“Amongst a host of actions we believe should be discussed at such a meeting is the need to undertake a national fodder audit to assess the severity of the situation and which areas are most at risk over the coming winter.

“We are also greatly concerned at the impact of fodder and feed being used in power plants and have proposed a ban on this type of use of supplies that will be desperately needed this winter.”

Mr Roberts also highlighted the additional pressure that would be felt by those under TB restrictions because of an inability to move or sell cattle, meaning they have more mouths to feed than would normally be the case.

“Let us hope the meeting we have requested is held shortly, so that we can also discuss how to alleviate the additional pressures such farms will face.

“The pain, heartache and frustrations out there as a result of the disease seem like an eternal storm for many,” he added, stating that farmers were running out of hope due to the government’s refusal to take a proactive approach to the disease in wildlife.

“Given that the recently published consultation on the future of Welsh farming focussed on farm resilience and payment for public goods, Mr Roberts said it was important to note that the developing fodder crisis was the result of the extreme weather having compromised farmers’ resilience to the forthcoming winter.

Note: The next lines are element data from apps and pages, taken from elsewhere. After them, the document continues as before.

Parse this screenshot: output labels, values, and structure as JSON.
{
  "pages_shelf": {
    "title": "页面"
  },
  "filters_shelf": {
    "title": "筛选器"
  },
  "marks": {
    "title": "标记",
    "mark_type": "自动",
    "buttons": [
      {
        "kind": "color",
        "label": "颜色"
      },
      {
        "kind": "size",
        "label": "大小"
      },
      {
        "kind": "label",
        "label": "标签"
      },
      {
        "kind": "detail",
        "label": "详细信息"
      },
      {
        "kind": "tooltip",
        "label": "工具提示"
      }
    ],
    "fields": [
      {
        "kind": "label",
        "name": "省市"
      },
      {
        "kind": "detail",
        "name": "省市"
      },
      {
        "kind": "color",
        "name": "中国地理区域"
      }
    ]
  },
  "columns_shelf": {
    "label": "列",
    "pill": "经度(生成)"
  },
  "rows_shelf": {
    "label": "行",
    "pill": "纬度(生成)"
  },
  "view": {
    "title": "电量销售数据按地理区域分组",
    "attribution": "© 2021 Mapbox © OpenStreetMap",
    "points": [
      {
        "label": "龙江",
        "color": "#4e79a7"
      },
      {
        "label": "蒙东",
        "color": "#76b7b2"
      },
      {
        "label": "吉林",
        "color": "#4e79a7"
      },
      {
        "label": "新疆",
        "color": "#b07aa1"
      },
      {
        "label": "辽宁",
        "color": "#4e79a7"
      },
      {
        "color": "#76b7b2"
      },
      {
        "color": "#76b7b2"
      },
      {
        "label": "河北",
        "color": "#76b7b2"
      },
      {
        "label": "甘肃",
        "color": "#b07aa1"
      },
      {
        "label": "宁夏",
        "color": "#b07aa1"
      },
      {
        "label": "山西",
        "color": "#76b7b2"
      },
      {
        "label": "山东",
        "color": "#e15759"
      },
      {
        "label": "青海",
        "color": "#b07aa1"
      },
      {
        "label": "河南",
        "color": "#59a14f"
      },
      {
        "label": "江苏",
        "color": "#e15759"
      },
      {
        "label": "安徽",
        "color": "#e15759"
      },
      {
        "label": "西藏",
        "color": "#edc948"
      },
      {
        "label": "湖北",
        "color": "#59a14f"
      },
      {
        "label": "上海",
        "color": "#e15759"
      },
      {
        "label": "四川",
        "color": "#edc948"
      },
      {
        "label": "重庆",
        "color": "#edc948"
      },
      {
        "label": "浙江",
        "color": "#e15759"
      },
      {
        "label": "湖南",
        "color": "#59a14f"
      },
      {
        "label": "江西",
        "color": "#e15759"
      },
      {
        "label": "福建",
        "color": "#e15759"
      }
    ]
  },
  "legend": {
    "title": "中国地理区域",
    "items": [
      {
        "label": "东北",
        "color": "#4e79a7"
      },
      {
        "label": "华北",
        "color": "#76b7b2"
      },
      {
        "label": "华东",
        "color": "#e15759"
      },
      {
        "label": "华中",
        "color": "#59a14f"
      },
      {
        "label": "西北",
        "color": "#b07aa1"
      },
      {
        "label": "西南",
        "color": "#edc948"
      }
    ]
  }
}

“Derogations from the current agri environment scheme rules granted by our government in response to the weather have been introduced specifically because the restrictions Glastir places on farms has severely undermined their resilience.

“Let us hope this lesson is not missed when it comes to building the future schemes currently being consulted upon – clearly it would be ridiculous to have one scheme based on making farms more resilient, with a partner scheme that imposes restrictions and limitations on farms that pull in the opposite direction by reducing resilience.”

Mr Roberts also emphasised the need for a future scheme to be carefully planned over a sufficiently long time period.

“Brexit sees us set adrift from the EU, and of course the Welsh Government’s policies are the ship that we hope will keep our industry and rural communities afloat, so we need to take plenty of time to build and test that ship to ensure it is seaworthy and not full of holes.

“And we definitely do not want to end up with a quaint looking sailing boat which is left standing by other countries who have state of the art speedboats.”

Mr Roberts said that the FUW’s ‘Filling the void’ discussion document highlighted the dangers of diverging from the policies adopted in other countries, setting out the broad principles of a post-Brexit common UK framework and the mechanisms by which this could be agreed and governed in a way which fully respects devolution, while protecting not only our farmers and internal markets, but also our status and reputation across Europe and the World.

Over the four days of the show, these and many other issues would be discussed in detail with Secretaries of State, Cabinet Secretaries, Ministers, MPs, AMs and others, said Mr Roberts.